What is Assertiveness?
Assertiveness is the ability to express your feelings, opinions, beliefs, and needs directly, openly and honestly, while not violating the personal rights of others. Assertiveness does not in any way means being aggressive. Aggressive behavior is self enhancing at the expense of others. It does not take other individual's rights into consideration.
What Assertiveness is Not
Many students seem to confuse assertive behavior with aggression. Aggression is self-enhancing behavior at the expense of others. Your classmates', friends' and associates' feelings are ignored, violated and not taken into consideration when interacting with them. Furthermore, as a result of aggressive behavior, they feel hurt, humiliated, angry, and revengeful.
What Will Assertiveness Do for You?
- Develop your communication skills.
- Allow you to feel self-confident.
- Increase your self-esteem.
- Help you to gain the respect of others.
- Improve your decision-making ability.
How to Develop Assertive Skills
- Be direct, honest, and open about your feelings, opinions and needs. State reasonable requests directly and firmly. State your goals or intentions in a direct and honest manner. State your point of view without being hesitant or apologetic. Being responsible for your own behavior will let you feel good about yourself.
- Do not let your friends, classmates etc. impose or force their behaviors, values and ideas on you. Instead , let them know what you think, feel and want.
- Be honest when giving and receiving compliments. Never put down a compliment and don't feel you must return one.
- Learn to say no to unreasonable requests. Use the word "no" and offer an explanation if you choose to. Do not apologize and do not make up excuses. Paraphrase the other person's point of view. This will let he/she know that you hear and understand the request.
- Avoid "why" questions. " Why" questions allows the listener to be defensive.
- Recognize and respect the rights of your friends, classmates, roommates etc. For example if you are upset with them use "I" and "we" statements to express your feelings, instead of blaming and finger pointing "you" statements.
- When communicating with others use an appropriate tone of voice and body posture. Maintain eye contact. Tone of voice should be appropriate to the situation. Stand or sit at a comfortable distance from the other person. Gestures can be used to emphasize what is being said and the word "I" and "we" should be used in statements to convey your feelings. For example, it is more appropriate to say "I am very disappointed that you didn't show up as plan", instead of saying, "Man, you are a jerk".

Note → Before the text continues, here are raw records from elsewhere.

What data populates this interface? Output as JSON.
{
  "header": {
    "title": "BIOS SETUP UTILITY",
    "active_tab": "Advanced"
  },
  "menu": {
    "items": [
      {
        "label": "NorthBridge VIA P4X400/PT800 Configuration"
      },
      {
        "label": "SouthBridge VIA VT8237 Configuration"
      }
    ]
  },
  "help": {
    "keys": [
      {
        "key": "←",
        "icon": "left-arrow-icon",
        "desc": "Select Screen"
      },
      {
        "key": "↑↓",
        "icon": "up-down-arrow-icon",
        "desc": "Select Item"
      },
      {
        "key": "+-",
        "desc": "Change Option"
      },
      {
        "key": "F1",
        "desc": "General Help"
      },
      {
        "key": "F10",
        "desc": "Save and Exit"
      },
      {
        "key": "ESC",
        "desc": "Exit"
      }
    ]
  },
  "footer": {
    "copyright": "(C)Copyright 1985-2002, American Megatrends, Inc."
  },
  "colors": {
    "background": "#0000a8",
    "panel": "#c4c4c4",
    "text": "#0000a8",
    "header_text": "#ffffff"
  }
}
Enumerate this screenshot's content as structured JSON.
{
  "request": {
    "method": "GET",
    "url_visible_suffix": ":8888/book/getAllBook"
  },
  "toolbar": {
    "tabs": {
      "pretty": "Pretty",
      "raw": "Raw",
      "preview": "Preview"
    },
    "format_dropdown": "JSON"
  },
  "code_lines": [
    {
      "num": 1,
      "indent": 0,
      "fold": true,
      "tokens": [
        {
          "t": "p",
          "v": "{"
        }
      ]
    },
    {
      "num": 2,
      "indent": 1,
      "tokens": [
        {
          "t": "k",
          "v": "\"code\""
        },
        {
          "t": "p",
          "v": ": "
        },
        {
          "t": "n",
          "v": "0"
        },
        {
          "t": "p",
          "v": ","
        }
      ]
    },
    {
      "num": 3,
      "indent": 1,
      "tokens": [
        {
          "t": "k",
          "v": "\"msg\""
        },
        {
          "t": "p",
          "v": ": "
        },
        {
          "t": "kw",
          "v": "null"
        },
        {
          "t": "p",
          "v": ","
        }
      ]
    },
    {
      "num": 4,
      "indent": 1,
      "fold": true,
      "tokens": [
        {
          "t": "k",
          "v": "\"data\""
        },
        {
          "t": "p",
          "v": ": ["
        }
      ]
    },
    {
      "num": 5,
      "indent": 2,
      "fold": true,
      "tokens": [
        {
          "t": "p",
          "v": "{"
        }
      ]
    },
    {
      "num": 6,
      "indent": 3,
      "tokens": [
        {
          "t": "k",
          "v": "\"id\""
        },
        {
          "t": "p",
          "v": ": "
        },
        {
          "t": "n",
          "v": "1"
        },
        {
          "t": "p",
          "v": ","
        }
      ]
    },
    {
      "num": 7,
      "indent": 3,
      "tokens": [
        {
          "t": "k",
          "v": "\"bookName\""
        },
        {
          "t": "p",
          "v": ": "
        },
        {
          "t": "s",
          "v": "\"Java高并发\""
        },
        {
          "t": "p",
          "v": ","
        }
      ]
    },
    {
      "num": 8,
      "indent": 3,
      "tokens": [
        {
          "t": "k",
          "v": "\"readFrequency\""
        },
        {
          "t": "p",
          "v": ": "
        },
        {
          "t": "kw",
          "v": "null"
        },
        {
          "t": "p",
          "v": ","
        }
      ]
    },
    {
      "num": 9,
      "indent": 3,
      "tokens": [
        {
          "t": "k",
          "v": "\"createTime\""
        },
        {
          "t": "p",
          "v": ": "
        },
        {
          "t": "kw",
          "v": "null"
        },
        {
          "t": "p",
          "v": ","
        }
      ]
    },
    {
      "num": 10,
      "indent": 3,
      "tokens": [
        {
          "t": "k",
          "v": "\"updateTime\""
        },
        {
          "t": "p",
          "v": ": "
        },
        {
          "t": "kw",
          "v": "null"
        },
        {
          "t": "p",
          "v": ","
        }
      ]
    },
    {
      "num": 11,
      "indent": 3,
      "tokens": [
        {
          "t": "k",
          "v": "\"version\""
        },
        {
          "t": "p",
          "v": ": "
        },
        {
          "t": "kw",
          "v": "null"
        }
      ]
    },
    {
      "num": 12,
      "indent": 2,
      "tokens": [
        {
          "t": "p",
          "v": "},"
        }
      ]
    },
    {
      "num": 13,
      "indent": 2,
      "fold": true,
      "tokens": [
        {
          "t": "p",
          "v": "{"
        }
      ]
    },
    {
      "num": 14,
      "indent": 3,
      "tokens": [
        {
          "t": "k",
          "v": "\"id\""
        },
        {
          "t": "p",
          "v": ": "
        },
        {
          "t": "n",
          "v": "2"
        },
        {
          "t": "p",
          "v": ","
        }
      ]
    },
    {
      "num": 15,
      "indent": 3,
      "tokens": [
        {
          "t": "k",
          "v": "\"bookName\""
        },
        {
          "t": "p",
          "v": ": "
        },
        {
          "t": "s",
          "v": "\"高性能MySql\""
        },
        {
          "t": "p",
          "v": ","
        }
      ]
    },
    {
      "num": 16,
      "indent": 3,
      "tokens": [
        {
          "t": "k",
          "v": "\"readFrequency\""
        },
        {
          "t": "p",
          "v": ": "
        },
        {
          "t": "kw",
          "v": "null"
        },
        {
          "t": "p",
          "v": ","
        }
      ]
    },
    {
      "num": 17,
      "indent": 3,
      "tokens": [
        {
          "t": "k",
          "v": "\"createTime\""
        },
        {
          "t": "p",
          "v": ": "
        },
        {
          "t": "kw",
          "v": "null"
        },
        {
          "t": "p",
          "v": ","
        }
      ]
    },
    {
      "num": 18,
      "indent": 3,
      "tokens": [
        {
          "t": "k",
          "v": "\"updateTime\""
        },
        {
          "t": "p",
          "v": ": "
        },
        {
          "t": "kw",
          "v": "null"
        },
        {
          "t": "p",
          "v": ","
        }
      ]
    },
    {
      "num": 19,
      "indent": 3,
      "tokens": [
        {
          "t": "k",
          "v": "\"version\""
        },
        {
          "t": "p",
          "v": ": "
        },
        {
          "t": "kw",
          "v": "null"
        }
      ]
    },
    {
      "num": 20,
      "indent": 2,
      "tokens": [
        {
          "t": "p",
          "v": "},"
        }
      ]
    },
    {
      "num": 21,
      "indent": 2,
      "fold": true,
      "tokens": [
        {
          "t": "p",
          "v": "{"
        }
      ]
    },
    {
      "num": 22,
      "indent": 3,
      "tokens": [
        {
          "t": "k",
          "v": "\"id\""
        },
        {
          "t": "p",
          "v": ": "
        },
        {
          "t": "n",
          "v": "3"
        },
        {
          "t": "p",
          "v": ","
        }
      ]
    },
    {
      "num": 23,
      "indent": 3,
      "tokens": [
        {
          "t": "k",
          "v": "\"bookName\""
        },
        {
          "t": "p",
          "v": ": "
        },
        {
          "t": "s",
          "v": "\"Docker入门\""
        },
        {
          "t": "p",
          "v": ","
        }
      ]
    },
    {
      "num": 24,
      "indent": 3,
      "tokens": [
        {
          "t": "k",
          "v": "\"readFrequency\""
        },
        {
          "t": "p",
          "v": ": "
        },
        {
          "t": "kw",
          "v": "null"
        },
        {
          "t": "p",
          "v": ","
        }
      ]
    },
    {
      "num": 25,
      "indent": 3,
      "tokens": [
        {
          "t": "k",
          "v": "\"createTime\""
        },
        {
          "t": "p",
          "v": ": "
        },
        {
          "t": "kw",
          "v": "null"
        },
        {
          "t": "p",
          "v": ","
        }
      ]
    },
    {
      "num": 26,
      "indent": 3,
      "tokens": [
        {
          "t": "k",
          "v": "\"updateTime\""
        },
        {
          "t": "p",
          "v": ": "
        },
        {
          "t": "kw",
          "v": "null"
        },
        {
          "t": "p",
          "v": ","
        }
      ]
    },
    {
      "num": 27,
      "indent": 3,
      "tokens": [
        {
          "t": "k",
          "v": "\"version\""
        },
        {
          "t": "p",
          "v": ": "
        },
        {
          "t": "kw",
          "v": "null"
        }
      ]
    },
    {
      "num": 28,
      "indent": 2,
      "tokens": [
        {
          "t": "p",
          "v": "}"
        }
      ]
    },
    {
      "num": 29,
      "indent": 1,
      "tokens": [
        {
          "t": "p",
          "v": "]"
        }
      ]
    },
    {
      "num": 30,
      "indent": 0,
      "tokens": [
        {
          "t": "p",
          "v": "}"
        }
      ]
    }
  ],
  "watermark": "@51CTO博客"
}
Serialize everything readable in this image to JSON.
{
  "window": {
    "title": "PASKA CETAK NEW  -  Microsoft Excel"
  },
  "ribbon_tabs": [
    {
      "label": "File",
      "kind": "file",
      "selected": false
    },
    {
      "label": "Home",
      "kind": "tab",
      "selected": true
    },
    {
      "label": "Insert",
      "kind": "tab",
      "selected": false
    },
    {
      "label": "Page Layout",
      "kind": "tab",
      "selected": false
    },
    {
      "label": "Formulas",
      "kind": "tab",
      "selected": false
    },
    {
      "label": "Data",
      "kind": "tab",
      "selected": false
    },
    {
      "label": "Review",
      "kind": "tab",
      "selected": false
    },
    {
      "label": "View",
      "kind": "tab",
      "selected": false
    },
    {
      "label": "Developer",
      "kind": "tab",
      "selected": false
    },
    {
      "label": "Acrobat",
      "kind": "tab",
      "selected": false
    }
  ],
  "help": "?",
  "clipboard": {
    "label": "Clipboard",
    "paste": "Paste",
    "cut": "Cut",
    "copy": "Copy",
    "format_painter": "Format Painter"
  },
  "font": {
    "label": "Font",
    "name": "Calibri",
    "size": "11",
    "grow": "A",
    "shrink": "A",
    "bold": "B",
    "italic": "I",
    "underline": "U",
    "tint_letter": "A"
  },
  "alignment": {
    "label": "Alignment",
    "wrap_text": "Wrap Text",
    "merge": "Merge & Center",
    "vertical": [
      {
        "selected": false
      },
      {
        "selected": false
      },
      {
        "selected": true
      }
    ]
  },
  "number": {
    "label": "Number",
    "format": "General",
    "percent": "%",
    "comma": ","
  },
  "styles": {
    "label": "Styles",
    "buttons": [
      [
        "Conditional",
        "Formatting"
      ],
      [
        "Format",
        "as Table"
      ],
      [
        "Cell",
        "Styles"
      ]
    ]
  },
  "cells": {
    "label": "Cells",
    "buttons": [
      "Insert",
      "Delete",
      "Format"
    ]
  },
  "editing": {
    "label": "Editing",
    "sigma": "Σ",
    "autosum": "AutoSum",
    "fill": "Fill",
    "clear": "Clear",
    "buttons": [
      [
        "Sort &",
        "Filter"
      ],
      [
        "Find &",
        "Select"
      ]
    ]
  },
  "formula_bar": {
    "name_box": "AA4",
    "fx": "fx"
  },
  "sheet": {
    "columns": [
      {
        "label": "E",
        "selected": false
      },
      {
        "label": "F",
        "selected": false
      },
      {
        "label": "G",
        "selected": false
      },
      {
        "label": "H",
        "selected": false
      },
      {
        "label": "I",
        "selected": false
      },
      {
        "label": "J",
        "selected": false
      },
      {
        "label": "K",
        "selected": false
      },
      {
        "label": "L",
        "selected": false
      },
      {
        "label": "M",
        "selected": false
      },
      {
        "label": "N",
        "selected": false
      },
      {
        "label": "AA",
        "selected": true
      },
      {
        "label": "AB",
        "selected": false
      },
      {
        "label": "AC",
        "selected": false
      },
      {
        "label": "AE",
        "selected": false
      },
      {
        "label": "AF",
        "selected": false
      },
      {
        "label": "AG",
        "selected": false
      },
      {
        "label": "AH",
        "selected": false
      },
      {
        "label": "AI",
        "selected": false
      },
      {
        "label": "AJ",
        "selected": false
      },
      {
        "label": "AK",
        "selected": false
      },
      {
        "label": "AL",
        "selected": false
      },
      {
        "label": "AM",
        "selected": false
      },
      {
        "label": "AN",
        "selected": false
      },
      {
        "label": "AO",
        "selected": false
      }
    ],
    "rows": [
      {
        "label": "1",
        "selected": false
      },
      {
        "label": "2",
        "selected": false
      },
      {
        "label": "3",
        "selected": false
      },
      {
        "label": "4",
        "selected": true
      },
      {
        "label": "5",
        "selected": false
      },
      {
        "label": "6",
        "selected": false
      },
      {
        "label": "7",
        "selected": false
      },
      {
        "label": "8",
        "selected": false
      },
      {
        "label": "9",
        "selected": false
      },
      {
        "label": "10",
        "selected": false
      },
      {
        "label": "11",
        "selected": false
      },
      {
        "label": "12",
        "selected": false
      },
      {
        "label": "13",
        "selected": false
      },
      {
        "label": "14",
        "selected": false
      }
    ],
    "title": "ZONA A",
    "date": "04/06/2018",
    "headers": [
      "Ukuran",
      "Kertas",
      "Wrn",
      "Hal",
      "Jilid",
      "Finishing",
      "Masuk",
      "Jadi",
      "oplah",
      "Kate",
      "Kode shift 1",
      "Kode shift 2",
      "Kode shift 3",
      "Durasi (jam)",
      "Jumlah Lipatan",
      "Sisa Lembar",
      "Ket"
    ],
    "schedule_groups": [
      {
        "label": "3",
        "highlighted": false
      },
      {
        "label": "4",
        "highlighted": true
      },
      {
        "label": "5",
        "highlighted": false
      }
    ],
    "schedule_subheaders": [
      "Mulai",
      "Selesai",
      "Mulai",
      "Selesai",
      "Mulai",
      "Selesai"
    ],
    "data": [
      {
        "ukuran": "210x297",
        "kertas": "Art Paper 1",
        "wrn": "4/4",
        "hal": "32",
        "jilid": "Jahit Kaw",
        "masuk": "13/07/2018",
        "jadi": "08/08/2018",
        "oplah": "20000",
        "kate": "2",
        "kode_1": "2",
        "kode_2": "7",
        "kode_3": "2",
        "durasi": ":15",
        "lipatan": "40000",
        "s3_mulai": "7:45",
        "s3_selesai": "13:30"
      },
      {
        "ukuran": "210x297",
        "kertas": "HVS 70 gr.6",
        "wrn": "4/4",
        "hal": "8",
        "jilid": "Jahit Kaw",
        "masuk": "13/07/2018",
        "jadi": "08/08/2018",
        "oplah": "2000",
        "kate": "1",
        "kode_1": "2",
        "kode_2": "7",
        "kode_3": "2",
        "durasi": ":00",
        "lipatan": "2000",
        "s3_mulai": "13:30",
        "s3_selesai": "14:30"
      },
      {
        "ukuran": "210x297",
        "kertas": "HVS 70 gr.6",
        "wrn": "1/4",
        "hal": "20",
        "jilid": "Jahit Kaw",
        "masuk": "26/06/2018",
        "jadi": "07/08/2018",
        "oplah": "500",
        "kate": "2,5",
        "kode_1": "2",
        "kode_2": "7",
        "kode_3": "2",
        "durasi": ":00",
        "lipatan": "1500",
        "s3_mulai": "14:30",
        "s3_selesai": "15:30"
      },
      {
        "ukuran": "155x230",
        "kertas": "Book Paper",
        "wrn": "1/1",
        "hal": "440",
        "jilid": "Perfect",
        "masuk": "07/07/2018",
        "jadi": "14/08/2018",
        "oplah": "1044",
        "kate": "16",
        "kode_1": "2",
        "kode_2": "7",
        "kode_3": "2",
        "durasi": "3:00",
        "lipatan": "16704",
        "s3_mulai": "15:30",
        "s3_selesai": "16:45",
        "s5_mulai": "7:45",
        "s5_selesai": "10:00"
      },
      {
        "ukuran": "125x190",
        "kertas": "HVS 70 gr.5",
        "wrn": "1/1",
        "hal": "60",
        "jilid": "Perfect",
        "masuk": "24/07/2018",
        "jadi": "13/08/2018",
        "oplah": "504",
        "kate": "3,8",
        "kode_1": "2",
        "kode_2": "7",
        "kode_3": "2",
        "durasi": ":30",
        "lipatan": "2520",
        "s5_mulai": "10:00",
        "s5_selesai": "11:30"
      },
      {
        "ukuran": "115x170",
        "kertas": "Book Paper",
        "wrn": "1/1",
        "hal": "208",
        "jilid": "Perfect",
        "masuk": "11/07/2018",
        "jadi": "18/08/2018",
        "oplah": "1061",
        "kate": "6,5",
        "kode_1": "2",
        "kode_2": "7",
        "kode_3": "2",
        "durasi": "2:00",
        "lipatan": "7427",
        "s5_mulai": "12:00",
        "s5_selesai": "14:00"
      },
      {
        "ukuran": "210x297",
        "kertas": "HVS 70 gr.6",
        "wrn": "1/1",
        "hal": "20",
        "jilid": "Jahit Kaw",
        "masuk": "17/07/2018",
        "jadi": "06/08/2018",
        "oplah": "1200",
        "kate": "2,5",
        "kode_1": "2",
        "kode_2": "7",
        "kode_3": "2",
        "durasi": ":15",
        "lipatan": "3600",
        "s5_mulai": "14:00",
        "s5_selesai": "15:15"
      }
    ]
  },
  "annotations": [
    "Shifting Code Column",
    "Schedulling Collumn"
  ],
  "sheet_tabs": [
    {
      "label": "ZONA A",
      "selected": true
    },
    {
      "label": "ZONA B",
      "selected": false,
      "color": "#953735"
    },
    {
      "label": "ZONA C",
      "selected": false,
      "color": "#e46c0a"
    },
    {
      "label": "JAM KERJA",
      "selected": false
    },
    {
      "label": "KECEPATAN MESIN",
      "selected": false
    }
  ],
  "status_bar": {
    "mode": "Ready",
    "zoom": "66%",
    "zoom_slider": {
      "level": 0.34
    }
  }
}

- Ask for feedback.
Help! Where to find it.
Counseling Services (645-2720)
120 Richmond Quad
Copyright - Counseling Services, State University of New York at Buffalo